7zFM.exe is the main file you want
• Technically this is the “File Manager”, but I would generally describe this as the “7-zip application”
• Use this .exe if you want to open a .7z (or other) archive, explore it’s contents, extract all or some files/folders
• Use 7zFM.exe when double-clicking a .7z file and Windows asks you to choose a program (“How do you want to open this file?”)
7z.exe is the command-line version of 7-zip
• Use this .exe when you want/need to use 7-zip via the command-line
• You could call it a more ‘powerful’ version of 7-zip (you can set quite specific parameters via the command line), however there is no GUI (visual) interface – double-clicking 7z.exe won’t open anything
7zG.exe can probably be ignored by most users, but is useful in a few (more adv.) situations
• This is the “GUI module” (which admittedly didn’t mean a lot to me at first), but in essence is a second command-line version of 7-zip, but this one will display a GUI (visual) progress/output
• The best way to explain this, and the difference between the main command-line app (7z.exe)…
Imagine you have a 100MB .7z archive (one that will take a few seconds to extract), and run the two below commands…
7z.exe x MyArchive.7z -r -o – Extract the archive, progress/messages will be shown in the console
7zG.exe x MyArchive.7z -r -o – Extract the archive, however there is no output to the console, instead a progress window will appear (with a progress bar, time remaining, etc), as if you had extracted the archive from within the 7zFM.exe application.
Getting to the bottom of this certainly helped me, I hope this is useful to others too 👍🏼

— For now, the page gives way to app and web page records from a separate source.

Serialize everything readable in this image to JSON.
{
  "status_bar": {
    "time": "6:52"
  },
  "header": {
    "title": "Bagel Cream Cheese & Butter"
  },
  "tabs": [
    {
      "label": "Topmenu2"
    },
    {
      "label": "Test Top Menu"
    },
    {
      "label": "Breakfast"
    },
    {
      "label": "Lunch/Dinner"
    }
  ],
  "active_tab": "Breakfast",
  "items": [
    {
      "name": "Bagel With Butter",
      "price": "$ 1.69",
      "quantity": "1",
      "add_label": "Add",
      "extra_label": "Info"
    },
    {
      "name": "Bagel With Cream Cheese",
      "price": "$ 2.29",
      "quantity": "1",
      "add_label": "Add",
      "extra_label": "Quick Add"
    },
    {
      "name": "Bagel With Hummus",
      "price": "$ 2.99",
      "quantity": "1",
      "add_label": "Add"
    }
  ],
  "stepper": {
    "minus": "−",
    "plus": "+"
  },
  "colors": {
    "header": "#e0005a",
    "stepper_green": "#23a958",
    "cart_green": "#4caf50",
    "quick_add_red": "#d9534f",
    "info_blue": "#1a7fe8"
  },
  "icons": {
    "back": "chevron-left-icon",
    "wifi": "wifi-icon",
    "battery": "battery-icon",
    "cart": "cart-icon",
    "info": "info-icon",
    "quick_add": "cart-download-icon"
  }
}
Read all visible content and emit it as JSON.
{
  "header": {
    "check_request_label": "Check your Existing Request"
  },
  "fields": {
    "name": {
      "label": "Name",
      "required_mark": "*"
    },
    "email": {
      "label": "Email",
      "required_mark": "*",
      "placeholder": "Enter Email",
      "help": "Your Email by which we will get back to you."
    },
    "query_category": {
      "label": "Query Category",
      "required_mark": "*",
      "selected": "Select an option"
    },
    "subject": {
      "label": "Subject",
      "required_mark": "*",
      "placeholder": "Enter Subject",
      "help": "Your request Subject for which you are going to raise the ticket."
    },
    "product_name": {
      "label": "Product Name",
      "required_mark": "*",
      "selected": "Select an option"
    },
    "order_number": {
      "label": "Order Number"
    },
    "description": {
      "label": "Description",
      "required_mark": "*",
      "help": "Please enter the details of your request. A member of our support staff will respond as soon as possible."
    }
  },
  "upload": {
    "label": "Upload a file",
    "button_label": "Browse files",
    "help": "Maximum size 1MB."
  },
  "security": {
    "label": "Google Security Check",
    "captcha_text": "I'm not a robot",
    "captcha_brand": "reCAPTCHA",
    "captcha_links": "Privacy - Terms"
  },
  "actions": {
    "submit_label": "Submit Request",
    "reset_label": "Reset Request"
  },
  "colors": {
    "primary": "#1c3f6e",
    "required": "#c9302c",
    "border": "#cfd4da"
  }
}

PS: I’ve used 1-2 slightly non-technical descriptions to help simplify the overall explanation of the different .exe’s, but if there is anything in the above that is incorrect please let me know.